> [Assignment] The data below calls for an exact copy.

──────── Recorded information ────────

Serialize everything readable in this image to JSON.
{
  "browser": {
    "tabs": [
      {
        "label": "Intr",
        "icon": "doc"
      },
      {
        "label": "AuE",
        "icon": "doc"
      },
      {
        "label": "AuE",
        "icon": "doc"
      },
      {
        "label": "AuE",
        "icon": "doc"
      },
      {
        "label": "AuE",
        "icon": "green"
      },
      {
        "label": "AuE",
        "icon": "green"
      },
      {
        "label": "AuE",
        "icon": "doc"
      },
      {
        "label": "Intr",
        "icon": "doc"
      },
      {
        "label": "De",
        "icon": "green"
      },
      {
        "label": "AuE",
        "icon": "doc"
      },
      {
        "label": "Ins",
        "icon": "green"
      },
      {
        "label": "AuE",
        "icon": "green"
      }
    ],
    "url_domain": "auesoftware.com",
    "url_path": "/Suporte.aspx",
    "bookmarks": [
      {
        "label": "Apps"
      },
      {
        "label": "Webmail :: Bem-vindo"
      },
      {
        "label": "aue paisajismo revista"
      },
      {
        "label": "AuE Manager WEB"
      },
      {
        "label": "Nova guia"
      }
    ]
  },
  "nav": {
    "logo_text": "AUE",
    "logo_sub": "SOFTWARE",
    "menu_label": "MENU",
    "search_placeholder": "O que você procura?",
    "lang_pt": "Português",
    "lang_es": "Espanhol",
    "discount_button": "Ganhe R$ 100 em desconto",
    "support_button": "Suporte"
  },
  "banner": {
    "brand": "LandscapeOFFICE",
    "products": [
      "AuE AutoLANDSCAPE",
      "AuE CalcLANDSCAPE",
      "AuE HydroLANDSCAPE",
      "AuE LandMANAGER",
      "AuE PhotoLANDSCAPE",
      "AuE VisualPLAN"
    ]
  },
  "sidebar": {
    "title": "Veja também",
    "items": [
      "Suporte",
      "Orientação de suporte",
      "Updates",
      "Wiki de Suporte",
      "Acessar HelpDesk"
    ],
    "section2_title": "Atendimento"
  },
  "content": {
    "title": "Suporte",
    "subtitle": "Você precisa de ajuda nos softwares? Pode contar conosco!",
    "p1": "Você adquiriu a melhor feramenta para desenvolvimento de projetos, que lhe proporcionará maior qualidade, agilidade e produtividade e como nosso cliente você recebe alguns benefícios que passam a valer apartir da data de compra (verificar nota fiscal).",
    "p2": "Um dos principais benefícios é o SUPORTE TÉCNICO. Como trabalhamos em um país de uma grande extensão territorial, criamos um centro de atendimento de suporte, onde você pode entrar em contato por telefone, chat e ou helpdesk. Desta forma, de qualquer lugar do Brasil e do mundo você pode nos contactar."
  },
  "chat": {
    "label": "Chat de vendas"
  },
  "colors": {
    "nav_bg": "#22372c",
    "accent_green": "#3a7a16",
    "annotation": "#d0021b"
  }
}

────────

> [Solution for this problem]
Serialize everything readable in this image to JSON.
{
  "browser": {
    "tabs": [
      {
        "label": "Intr",
        "icon": "doc"
      },
      {
        "label": "AuE",
        "icon": "doc"
      },
      {
        "label": "AuE",
        "icon": "doc"
      },
      {
        "label": "AuE",
        "icon": "doc"
      },
      {
        "label": "AuE",
        "icon": "green"
      },
      {
        "label": "AuE",
        "icon": "green"
      },
      {
        "label": "AuE",
        "icon": "doc"
      },
      {
        "label": "Intr",
        "icon": "doc"
      },
      {
        "label": "De",
        "icon": "green"
      },
      {
        "label": "AuE",
        "icon": "doc"
      },
      {
        "label": "Ins",
        "icon": "green"
      },
      {
        "label": "AuE",
        "icon": "green"
      }
    ],
    "url_domain": "auesoftware.com",
    "url_path": "/Suporte.aspx",
    "bookmarks": [
      {
        "label": "Apps"
      },
      {
        "label": "Webmail :: Bem-vindo"
      },
      {
        "label": "aue paisajismo revista"
      },
      {
        "label": "AuE Manager WEB"
      },
      {
        "label": "Nova guia"
      }
    ]
  },
  "nav": {
    "logo_text": "AUE",
    "logo_sub": "SOFTWARE",
    "menu_label": "MENU",
    "search_placeholder": "O que você procura?",
    "lang_pt": "Português",
    "lang_es": "Espanhol",
    "discount_button": "Ganhe R$ 100 em desconto",
    "support_button": "Suporte"
  },
  "banner": {
    "brand": "LandscapeOFFICE",
    "products": [
      "AuE AutoLANDSCAPE",
      "AuE CalcLANDSCAPE",
      "AuE HydroLANDSCAPE",
      "AuE LandMANAGER",
      "AuE PhotoLANDSCAPE",
      "AuE VisualPLAN"
    ]
  },
  "sidebar": {
    "title": "Veja também",
    "items": [
      "Suporte",
      "Orientação de suporte",
      "Updates",
      "Wiki de Suporte",
      "Acessar HelpDesk"
    ],
    "section2_title": "Atendimento"
  },
  "content": {
    "title": "Suporte",
    "subtitle": "Você precisa de ajuda nos softwares? Pode contar conosco!",
    "p1": "Você adquiriu a melhor feramenta para desenvolvimento de projetos, que lhe proporcionará maior qualidade, agilidade e produtividade e como nosso cliente você recebe alguns benefícios que passam a valer apartir da data de compra (verificar nota fiscal).",
    "p2": "Um dos principais benefícios é o SUPORTE TÉCNICO. Como trabalhamos em um país de uma grande extensão territorial, criamos um centro de atendimento de suporte, onde você pode entrar em contato por telefone, chat e ou helpdesk. Desta forma, de qualquer lugar do Brasil e do mundo você pode nos contactar."
  },
  "chat": {
    "label": "Chat de vendas"
  },
  "colors": {
    "nav_bg": "#22372c",
    "accent_green": "#3a7a16",
    "annotation": "#d0021b"
  }
}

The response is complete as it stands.